Since 1997, eligible taxpayers have been able to exclude up to $250,000 ($500,000 for certain joint returns) realized on the sale of their principal residence.  To qualify, the seller must have owned and used the property as his or her principal residence for at least two years during the five year period ending on the date of sale.  This is the heart of this favorable tax statute for homeowners.  Gain in excess of the amount excluded is typically, though not always, treated as long-term capital gain.  As such, it is generally taxable at the rate of 15% through the end of 2012 when the 0%/15% long-term capital gain rates are scheduled to expire and the new long-term capital gain rates are scheduled to be 10%/20%.

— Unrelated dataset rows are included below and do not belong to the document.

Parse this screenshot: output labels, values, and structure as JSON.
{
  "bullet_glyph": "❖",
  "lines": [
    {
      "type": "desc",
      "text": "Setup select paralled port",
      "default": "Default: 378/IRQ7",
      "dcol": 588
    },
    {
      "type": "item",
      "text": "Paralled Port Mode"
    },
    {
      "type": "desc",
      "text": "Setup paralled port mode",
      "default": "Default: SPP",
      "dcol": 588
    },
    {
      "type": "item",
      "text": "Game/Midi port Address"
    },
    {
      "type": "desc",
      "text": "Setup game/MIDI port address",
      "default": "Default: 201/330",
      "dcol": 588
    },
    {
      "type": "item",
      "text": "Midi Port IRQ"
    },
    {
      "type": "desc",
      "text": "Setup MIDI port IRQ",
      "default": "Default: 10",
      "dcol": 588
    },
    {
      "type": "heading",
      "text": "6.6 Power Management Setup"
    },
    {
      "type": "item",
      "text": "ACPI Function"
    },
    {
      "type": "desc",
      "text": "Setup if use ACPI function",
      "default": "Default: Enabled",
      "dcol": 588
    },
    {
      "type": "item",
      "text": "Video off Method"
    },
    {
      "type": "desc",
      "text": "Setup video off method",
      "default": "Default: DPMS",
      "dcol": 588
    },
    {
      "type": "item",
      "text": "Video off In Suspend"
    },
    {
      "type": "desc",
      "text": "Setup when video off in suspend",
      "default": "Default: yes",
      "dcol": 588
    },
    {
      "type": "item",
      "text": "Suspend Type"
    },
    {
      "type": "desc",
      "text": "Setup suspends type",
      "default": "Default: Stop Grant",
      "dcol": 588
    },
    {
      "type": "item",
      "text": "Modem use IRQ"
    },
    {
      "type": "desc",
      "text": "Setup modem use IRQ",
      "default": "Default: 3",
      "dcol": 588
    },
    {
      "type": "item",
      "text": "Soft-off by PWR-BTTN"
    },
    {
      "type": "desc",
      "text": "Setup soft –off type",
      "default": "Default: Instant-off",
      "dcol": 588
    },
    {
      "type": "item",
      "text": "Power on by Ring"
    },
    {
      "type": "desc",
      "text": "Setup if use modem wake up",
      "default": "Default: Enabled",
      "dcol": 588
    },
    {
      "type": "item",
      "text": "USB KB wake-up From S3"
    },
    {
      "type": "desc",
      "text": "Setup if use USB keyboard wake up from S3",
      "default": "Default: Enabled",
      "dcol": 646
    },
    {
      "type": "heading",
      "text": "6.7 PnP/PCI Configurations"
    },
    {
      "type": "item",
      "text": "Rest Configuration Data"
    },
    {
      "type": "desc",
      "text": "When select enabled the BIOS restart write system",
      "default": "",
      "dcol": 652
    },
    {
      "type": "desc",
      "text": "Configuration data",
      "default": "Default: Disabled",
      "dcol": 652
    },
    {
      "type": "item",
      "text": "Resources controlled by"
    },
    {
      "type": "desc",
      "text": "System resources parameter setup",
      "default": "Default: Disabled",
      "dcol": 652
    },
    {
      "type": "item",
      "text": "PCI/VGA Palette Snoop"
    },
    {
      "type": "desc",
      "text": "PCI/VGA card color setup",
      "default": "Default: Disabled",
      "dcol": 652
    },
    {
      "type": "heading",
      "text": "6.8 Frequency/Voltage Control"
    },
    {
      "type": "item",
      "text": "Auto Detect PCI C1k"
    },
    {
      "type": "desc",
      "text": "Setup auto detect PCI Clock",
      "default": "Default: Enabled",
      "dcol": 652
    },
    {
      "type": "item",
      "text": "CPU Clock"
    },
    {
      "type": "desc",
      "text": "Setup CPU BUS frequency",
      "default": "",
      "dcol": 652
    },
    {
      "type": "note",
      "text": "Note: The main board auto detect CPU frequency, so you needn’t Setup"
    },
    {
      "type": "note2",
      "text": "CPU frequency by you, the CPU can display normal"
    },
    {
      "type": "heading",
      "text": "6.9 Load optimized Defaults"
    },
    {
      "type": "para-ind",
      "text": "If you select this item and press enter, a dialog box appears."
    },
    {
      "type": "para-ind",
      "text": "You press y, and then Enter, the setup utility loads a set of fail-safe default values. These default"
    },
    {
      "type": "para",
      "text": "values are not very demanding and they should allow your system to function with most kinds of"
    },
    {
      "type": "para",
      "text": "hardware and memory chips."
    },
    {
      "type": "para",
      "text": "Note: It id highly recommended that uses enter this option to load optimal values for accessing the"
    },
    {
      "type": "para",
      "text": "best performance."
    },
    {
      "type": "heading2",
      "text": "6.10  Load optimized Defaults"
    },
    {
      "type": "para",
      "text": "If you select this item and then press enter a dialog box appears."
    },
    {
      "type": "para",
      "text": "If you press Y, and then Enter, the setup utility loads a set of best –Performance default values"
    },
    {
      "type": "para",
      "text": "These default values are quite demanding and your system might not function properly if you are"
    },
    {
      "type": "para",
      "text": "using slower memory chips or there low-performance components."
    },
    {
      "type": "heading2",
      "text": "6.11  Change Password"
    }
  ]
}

 Generally, under Section 121, taxpayers may exclude up to $250,000 of gain on a principal residence every two years.  Married individuals who jointly own a principal residence but file separate income tax returns may each exclude from gross income up to $250,000 of gain attributable to each spouse’s interest in the residence if all the statutory requirements of Section 121 are met. 

 Husbands and wives who file a joint return for the year of sale may exclude up to $500,000 of gain on the sale of a principal residence if either spouse meets the two-year ownership requirement and both spouses meet the two-year principal residence requirement.  In addition, neither spouse can have excluded gain from the sale of a principal residence within the past two years prior to the sale.  If either spouse fails to meet these requirements, the maximum amount that may be excluded from the sale of the residence is the sum of each spouse Section 121 exclusion determined on a separate basis, as if the individuals had not been married at the time they sold their principal residence. 


 Effective since 2008, the Mortgage Debt Relief Act of 2007 extended the period of time during which a surviving spouse may use the joint-return filer’s $500,000 home-sale gain exclusion.  Previously, the surviving spouse would be treated as a single individual entitled only to a $250,000 exclusion if the residence was sold in the year following the year of death.  Thus, the surviving spouse was entitled to the $500,000 exclusion only to the extent he or she could file a joint return with the deceased spouse’s estate, which occurred only for the tax year in which the spouse died.  The surviving spouse was able to exclude up to $500,000 only by selling the residence before the end of the year in which the spouse died. 
  Unless the rules for a reduced Section 121 gain exclusion apply, a taxpayer may not exclude the gain from the sale of a principal residence if, during the two-year period ending of the date of sale, the taxpayer sold another principal residence for which the gain was excluded.